| TASK TO COMPLETE |
List each line of the data that holds the word "used".

:: STORED DATA ::

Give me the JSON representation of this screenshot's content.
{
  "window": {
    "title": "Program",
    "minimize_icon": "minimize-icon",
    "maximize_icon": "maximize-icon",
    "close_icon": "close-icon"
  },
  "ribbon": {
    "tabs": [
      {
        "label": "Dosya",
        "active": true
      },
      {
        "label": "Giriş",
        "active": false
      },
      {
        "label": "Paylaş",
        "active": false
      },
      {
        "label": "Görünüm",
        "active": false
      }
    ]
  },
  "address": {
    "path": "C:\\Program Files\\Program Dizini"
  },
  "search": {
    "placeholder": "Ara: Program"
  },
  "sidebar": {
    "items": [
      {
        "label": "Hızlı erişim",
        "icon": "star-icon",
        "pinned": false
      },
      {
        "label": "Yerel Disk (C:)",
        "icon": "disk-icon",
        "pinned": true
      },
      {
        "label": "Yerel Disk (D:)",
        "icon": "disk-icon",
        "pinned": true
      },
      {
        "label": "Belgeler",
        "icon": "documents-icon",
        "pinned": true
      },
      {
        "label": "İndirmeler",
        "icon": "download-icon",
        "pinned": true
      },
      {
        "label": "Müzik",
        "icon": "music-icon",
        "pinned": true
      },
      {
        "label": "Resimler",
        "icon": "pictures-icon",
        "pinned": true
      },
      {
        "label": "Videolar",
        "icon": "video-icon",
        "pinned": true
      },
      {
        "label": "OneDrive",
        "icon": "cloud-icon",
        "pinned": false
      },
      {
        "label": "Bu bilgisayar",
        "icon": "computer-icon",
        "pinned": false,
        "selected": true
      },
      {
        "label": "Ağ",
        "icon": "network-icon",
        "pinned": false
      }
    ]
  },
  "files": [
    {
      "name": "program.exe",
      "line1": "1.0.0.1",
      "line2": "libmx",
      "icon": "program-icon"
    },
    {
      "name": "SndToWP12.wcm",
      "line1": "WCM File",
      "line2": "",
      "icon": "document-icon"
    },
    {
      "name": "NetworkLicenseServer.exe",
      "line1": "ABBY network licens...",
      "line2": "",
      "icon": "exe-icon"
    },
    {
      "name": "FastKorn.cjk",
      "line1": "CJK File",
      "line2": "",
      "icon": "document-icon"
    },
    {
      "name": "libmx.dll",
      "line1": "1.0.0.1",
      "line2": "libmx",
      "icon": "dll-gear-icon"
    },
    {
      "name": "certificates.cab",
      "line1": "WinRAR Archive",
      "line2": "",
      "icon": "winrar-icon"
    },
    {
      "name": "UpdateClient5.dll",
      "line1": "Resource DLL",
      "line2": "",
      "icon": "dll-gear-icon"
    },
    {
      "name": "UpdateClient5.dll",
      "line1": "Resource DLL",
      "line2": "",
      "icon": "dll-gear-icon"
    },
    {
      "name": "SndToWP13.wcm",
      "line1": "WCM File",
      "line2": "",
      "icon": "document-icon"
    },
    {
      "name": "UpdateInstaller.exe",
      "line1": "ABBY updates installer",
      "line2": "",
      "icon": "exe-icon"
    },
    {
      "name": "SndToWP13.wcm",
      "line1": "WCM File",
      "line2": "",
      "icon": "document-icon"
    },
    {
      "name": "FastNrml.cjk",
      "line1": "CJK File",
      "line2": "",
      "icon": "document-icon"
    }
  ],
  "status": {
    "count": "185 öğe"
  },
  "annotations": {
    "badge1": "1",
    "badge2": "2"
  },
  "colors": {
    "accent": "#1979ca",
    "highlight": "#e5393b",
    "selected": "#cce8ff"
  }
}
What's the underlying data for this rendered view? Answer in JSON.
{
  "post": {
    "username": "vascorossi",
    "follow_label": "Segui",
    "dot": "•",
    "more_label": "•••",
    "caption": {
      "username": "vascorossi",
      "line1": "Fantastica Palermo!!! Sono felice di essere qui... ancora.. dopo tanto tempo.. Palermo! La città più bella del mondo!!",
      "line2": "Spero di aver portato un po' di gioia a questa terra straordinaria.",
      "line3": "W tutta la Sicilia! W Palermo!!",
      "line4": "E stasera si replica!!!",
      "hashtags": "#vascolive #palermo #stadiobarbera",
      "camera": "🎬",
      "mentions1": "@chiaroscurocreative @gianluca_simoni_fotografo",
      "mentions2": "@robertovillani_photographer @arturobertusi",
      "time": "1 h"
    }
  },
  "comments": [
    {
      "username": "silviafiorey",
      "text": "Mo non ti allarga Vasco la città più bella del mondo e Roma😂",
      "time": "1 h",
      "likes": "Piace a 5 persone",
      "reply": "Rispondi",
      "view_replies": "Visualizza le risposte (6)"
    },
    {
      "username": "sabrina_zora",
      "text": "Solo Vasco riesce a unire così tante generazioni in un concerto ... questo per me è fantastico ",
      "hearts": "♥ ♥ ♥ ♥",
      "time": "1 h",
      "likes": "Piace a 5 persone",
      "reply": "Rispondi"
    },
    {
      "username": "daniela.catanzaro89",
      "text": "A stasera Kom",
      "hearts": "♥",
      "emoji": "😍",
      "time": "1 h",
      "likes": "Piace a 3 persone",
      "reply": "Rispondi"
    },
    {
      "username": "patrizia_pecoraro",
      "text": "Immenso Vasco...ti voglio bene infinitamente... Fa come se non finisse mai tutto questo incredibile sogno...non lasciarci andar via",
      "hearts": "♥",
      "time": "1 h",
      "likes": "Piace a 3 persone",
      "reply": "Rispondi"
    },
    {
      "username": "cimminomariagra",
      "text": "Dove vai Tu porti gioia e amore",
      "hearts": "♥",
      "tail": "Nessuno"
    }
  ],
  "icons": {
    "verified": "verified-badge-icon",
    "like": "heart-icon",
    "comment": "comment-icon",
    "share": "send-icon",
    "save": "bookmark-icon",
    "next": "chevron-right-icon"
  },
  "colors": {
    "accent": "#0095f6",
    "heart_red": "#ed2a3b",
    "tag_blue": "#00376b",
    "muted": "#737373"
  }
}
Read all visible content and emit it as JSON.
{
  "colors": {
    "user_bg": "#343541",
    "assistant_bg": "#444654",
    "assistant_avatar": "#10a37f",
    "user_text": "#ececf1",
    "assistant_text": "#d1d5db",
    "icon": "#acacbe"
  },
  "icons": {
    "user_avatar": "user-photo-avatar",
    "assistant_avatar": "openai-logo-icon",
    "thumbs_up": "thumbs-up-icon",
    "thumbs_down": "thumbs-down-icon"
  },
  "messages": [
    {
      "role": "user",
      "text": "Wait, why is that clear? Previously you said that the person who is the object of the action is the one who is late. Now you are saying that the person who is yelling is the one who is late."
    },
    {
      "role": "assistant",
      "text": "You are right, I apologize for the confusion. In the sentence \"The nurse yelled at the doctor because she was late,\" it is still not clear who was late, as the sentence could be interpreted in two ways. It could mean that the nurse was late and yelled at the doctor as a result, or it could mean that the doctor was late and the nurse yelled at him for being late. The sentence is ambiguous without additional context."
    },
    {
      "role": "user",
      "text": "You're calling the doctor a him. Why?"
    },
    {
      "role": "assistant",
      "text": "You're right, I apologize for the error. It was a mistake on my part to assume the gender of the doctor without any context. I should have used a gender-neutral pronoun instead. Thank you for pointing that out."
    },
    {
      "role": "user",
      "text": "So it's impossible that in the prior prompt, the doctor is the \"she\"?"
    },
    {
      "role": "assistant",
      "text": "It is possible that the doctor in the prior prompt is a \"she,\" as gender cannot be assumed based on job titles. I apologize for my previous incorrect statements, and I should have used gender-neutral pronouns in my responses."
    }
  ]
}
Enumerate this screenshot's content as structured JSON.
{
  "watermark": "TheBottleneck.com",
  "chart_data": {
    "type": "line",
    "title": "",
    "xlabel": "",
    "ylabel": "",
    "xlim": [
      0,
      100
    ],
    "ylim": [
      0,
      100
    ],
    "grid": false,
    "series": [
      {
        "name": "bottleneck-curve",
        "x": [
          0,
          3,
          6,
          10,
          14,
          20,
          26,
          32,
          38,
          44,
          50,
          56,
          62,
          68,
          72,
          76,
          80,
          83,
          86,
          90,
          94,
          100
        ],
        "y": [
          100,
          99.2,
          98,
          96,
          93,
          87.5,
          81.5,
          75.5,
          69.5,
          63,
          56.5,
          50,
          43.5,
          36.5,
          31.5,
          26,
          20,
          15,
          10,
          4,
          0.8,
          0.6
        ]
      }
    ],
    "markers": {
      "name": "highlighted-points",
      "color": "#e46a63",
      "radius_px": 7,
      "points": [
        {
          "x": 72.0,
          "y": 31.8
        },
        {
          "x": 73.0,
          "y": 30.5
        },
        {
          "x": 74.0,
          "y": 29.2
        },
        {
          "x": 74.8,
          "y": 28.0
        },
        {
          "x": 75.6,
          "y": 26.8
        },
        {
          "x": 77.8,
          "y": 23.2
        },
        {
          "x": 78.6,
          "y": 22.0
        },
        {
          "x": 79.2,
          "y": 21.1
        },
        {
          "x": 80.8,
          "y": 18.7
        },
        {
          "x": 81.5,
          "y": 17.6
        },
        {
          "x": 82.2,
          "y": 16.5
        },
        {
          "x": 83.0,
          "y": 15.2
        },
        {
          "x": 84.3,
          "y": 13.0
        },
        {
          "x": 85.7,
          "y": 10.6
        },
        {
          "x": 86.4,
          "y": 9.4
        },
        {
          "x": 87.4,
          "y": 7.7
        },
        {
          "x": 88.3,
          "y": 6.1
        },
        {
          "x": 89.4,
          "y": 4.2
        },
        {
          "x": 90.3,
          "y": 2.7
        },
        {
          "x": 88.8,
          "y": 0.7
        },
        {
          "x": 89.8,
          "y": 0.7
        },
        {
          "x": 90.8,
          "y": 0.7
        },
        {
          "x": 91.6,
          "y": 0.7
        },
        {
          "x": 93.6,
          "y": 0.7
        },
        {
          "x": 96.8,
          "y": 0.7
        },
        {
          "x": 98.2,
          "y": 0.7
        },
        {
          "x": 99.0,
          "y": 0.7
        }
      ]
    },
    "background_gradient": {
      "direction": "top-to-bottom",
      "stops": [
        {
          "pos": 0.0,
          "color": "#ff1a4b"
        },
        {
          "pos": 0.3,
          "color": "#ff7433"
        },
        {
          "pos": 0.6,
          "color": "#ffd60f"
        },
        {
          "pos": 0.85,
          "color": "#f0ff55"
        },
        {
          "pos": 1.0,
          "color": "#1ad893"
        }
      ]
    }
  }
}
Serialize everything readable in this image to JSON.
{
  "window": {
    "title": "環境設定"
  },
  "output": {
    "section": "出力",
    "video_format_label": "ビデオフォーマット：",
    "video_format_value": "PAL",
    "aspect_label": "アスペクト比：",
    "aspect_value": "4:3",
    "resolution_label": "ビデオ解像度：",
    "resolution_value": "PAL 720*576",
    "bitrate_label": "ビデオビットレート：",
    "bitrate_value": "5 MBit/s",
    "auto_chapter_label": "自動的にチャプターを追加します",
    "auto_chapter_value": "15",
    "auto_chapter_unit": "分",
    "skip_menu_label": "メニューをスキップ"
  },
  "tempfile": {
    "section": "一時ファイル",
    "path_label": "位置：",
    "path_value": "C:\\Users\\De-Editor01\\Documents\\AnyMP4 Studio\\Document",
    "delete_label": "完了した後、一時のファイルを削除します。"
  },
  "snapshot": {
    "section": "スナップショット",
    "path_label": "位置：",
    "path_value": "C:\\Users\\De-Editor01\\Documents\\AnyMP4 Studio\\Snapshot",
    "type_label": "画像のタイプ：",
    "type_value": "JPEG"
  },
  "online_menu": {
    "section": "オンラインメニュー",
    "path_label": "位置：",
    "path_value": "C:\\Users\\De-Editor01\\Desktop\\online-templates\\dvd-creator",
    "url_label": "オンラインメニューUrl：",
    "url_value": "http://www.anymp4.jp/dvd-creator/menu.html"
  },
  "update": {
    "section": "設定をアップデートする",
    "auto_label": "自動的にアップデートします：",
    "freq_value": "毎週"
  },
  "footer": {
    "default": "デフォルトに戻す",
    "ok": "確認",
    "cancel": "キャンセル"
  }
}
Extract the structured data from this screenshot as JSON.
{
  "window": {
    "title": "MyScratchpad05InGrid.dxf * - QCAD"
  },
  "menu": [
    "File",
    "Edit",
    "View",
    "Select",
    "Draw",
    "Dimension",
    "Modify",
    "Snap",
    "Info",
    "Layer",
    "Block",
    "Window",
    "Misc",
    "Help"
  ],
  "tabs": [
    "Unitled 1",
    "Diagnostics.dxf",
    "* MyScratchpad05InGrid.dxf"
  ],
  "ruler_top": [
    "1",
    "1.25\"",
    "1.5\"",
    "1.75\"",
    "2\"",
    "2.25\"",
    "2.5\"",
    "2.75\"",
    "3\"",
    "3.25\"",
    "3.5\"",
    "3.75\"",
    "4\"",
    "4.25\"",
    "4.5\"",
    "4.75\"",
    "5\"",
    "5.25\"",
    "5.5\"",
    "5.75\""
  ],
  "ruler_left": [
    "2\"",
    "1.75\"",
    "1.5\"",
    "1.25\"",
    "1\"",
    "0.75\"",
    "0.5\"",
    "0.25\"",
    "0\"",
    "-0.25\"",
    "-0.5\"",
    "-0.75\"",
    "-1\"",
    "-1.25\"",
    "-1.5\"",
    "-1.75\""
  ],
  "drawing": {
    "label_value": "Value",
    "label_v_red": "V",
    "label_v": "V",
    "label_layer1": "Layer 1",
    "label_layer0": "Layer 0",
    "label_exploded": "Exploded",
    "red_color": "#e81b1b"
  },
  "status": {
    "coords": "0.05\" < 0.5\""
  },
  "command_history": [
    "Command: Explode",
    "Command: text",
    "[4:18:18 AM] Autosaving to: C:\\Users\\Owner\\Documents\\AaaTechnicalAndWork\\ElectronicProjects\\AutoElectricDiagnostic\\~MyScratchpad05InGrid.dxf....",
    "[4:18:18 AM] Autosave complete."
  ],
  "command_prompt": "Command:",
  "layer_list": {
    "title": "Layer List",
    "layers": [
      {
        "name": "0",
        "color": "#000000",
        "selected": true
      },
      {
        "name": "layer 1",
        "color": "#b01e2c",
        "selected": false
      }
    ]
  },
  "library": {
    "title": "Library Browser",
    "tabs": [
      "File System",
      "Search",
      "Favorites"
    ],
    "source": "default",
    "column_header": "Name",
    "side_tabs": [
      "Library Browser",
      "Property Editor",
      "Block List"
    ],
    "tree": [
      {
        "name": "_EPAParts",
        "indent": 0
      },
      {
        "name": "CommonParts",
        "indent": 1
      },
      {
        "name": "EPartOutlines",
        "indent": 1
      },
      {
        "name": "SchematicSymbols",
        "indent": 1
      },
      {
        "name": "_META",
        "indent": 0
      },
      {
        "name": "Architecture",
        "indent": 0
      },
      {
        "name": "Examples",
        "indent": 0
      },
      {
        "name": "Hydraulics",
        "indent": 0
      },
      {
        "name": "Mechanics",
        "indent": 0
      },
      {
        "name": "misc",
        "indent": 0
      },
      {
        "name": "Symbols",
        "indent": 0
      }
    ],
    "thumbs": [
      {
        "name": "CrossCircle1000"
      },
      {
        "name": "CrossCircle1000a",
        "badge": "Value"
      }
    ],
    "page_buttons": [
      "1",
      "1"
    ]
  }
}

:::

| RESPONSE |
      "text": "You're right, I apologize for the error. It was a mistake on my part to assume the gender of the doctor without any context. I should have used a gender-neutral pronoun instead. Thank you for pointing that out."
      "text": "It is possible that the doctor in the prior prompt is a \"she,\" as gender cannot be assumed based on job titles. I apologize for my previous incorrect statements, and I should have used gender-neutral pronouns in my responses."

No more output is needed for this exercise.